Thursday, May 9, 2013

A Potemkin Rally

Famed market strategist David Rosenberg, of Toronto’s Gluskin Sheff is always worth reading. His remarks are normally reserved for his firm’s clients and subscribers, but they are occasionally available for public viewing.

Yesterday some of Rosenberg’s recent remarks were posted on They are especially interesting because they show a marked shift in Rosenberg’s perspective. He has given up on the bond market, as a deflation play and is moving toward more inflation sensitive stocks.

Since, by his account, he has long been bullish on bonds for a quarter century, his call is worth noting.

As for the current bull run in the stock market—the one that many of us underestimated—Rosenberg agrees with those who see it as the product of Federal Reserve money printing. He calls it a Potemkin rally:

We currently are witnessing the Potemkin rally. For a quick background the phrase Potemkin villages was originally used to describe a fake village, built only to impress. According to the story, Russian minister Grigory Potemkin who led the Crimean military campaign erected fake settlements along the banks of the Dnieper River in order to fool Empress Catherine II during her visit to Crimea in 1787.

The term, however, is now used, typically in politics and economics, to describe any construction (literal or figurative) built solely to deceive others into thinking that some situation is better than it really is.

Ben Bernanke, recently proclaimed “The Hero” by Atlantic Magazine, is the “Wizard of Potemkin.”

Since 2009 Bernanke has engage in massive monetary experiments. These experiments lead to future dislocations. The chart below shows that for every dollar increase in the Fed’s balance sheet it has translated into $1 of NYSE market capitalization to GDP.

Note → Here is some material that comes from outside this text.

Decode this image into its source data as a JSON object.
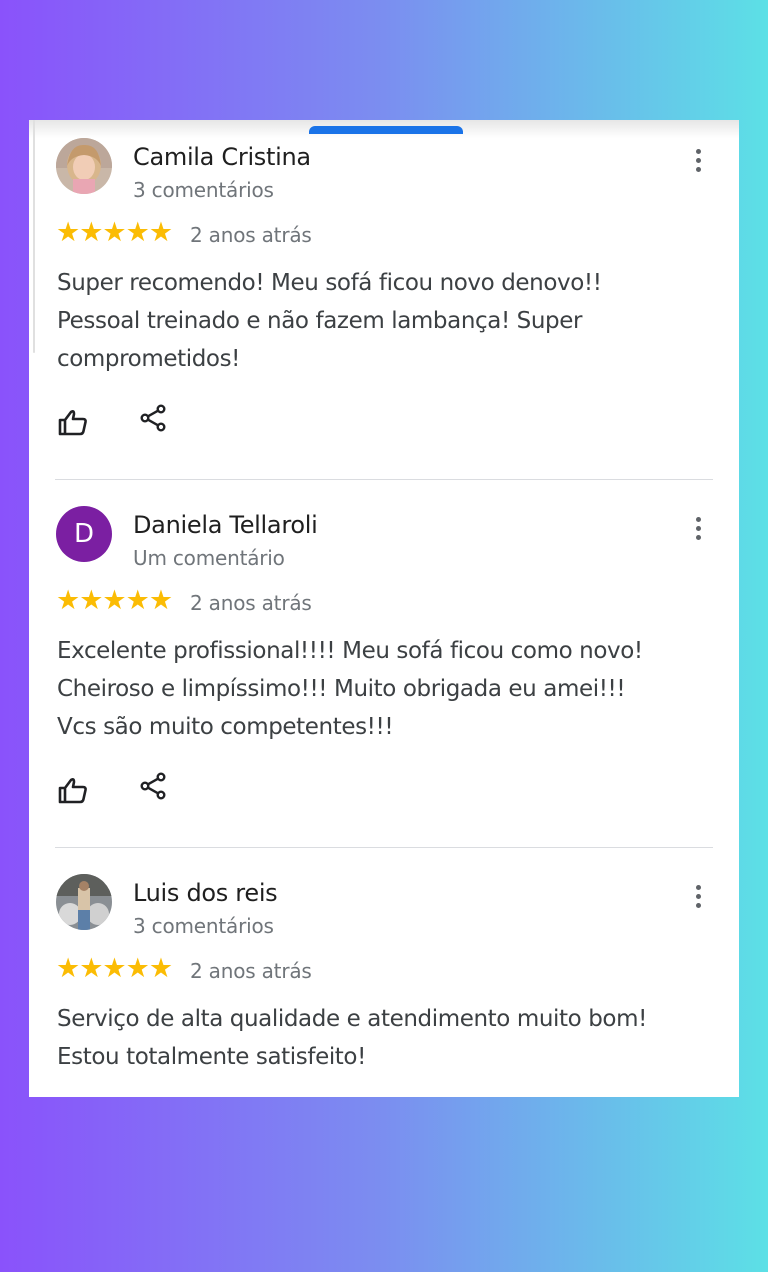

Rosenberg believes that the Fed is trying to convince people  that the economy is better than it really is.

For those who are interested in analyzing the markets, Rosenberg’s text will be well worth your time and attention.


JP said...

The massive amounts of Fed Fast Cash are being used to bid up the stock market.

And it will keep going up as long as massive amount of QE is poofed into existence.

However, my real reason for commenting today is because I have found the Thomas Friedman op-ed generator.

Try it. It works!

Did you ever imagine being able to create your own Thomas Friedman columns in your spare time?

Well, now, thanks to modern technology, you can!

Stuart Schneiderman said...

Thanks for the friedman op-ed generator... it works perfectly.

David Foster said...

I don't think Bernanke and his colleagues are actually trying to make the economy appear better than it is...they actually believe that what they are doing WILL improve the economy, using the only levers available to them.

One analogy that comes to mind is someone desperately trying to get more air or fluid through a hose. Someone is standing on the hose, so they keep increasing the pressure...eventually, the hose bursts.

Another analogy is someone trying to make an airplane climb if they were only able to use the stick/yoke but not the throttle (which is set at a low power setting.) They will be able to get the nose pointing up, and may actually make that sucker climb for a few seconds (if the airspeed is high enough), but pretty soon the speed will decay, the wing will aerodynamically stall, and the airplane will head in a definite downward direction.

JP said...

"One analogy that comes to mind is someone desperately trying to get more air or fluid through a hose. Someone is standing on the hose, so they keep increasing the pressure...eventually, the hose bursts."

It's not going to burst anytime soon.

Because there's no actual wage or commodity inflation.

Just asset inflation.

I'm not seeing anything on the horizon that's going to stop Infinite QE.

What they are doing is driving all returns on all timeframes toward zero.

JP said...

Also, if you want charts, Lee Adler is currently producing some of the best (most honest) charts using actual economic (non-adjusted) data.

Dennis said...

There will come a time, if the current approach is still in use, where one cannot go any lower. Whether this is zero or somewhere just above it remains to be seen.